    The article “It Pays to be Kind at Geisinger” describes an interesting new model at Geisinger Health System in Danville, Pa., for which Baldrige Award recipient AtlantiCare is now part. Since August 2016, Geisinger has paid more than $400,000 in refunds to patients “whose experiences and expectations were not met with kindness and compassion.” Under the ProvenExperience initiative, patients can request refunds, from as little as $1 to more than $2,000, if they are dissatisfied with their hospital experience.

    “The effort is to do it right for every patient every time,” said System President and CEO Dr. David Feinberg in the article. “Just like any legitimate or ethically sound business, you back your product. Except I think the stakes are higher. You want to reduce human suffering and promote good health. That’s a pretty important product.”

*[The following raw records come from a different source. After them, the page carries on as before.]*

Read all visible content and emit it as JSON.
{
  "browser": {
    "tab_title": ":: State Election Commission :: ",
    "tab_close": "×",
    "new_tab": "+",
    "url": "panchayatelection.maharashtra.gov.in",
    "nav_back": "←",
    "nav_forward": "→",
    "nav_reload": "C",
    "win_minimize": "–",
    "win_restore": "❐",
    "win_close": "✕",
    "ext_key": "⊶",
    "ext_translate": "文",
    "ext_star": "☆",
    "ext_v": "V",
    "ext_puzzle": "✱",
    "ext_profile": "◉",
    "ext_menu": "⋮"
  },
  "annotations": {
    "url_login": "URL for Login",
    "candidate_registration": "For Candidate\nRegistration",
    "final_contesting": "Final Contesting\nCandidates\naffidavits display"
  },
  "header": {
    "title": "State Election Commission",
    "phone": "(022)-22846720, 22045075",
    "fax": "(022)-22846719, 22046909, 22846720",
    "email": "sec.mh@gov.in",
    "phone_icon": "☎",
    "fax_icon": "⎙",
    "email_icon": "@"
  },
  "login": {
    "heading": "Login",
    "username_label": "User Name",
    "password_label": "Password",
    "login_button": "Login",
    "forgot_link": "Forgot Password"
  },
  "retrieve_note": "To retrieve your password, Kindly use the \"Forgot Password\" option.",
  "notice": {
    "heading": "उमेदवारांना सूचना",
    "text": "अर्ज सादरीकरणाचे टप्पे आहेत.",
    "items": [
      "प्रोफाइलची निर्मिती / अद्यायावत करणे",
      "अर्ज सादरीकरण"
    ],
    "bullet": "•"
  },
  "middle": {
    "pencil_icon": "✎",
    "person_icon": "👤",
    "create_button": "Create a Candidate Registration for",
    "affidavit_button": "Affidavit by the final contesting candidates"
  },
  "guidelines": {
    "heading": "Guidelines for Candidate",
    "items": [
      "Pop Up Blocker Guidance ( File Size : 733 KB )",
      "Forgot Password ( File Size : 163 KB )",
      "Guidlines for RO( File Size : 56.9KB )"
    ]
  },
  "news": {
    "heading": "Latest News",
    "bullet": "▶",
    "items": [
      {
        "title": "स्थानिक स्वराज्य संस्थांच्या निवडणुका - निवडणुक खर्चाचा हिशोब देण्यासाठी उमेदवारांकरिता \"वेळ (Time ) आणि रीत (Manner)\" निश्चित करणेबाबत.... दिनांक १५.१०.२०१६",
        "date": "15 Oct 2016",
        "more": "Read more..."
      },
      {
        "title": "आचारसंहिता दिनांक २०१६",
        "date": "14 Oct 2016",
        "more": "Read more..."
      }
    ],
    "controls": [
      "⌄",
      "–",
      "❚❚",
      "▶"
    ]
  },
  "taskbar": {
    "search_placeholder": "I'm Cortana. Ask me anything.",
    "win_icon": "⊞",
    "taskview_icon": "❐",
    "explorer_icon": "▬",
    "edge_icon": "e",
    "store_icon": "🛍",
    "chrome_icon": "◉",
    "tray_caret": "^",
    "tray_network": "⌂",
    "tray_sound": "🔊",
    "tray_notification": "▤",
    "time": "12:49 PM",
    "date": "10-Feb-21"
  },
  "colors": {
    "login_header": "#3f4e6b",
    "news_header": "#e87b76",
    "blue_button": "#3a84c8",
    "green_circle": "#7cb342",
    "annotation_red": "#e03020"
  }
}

    According to the article, he added, “The way I see it, if you go into Starbucks and you’re not happy with your order, they don’t sip your latte and argue that they made it correctly. They just take care of you on the spot. . . . What matters to me is that every patient is satisfied with their treatment and so I started thinking, ‘What is our guarantee? What is our refund?’”

    This initiative is a disruptive event for the organization. As Feinberg says in the article, “We need to be disruptive to move the practice of providing a great patient experience forward and so the decision was made to give unsatisfied patients their money back.”

    The Baldrige core value Organizational Learning and Agility supports disruptive events that can be triggered by innovative technologies or service introductions, economic upheaval or stress, major weather events, or social or societal demands.

    Such an initiative may not be right for your organization, but have you thought about what disruption might change things in a beneficial direction for you?

    For this health care organization, I see the ProvenExperience approach being supported in item 3.1 Voice of the Customer within the Baldrige Excellence Framework (Health Care), which includes the Baldrige Health Care Criteria for Performance Excellence. This item is all about determining patient and other customer satisfaction and engagement, including (1) how listening methods differ among types of patients and other groups and (2) how measurements capture actionable information that can be used for securing patients’ engagement in the long-term. From the article, we don’t have information on what feedback the organization received from its patients and other customers to lead to the approach, deployment, learning, or integration of the ProvenExperience process, but we can deduce that it might certainly be part of a step toward securing patients’ engagement in the long-term.

    An organization embarking on an approach to secure patient and customer loyalty and engagement might also check out Criteria item 1.1 Senior Leadership that considers the importance of creating a workforce culture that delivers a consistently positive experience for patients and other customers and that fosters customer engagement. Such a culture would be absolutely necessary to ensure that every patient or customer experience is met with kindness and compassion.

    In addition, the Baldrige core value Patient-Focused Excellence and Organizational Learning and Agility supports such an approach and provides guidance on what an organization may need to consider to be successful:

    Your patients and other customers are the ultimate judges of your performance and the quality of your health care services. Thus, your organization must consider all features and characteristics of patient care delivery . . . and all modes of customer access and support that contribute value to your patients and other customers. Such behavior leads to patient and other customer acquisition, satisfaction, preference, and loyalty; positive referrals; and, ultimately, the ongoing success of your business. . . . An additional factor is your organization’s management of patient and other customer relationships, which helps build trust, confidence, and loyalty.

    So what disruption might spur your organization or your industry to consider a new way to secure customers’ long-term engagement and loyalty?